▶ **WORK INSTRUCTIONS**
For the word "like", search the records and show each line in which it occurs.

RECORDS FOR THIS EXERCISE: Begin

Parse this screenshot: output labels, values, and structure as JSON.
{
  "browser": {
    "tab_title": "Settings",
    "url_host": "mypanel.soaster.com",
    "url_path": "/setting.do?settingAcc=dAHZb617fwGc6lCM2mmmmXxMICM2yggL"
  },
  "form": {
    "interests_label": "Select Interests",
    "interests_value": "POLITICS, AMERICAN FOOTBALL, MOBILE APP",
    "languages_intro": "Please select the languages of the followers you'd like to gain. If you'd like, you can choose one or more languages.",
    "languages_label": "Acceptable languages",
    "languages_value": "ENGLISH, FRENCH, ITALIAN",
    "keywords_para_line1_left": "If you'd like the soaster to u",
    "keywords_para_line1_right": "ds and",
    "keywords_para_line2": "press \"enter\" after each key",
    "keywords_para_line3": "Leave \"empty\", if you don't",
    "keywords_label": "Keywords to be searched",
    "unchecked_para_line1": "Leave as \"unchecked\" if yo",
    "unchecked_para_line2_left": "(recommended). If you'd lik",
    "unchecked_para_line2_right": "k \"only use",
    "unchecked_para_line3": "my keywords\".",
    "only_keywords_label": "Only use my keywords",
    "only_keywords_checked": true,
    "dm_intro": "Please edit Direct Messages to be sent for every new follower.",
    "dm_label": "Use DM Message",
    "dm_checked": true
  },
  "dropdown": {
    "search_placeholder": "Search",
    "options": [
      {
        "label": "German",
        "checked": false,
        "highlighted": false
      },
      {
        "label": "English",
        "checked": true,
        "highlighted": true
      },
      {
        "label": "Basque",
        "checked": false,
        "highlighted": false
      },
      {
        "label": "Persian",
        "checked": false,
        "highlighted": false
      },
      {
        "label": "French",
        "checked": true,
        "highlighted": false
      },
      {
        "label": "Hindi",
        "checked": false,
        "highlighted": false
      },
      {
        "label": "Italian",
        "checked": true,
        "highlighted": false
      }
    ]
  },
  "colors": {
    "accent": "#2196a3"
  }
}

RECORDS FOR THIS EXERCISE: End

▶ **SOLUTION FOR THIS TASK**
    "languages_intro": "Please select the languages of the followers you'd like to gain. If you'd like, you can choose one or more languages.",
    "keywords_para_line1_left": "If you'd like the soaster to u",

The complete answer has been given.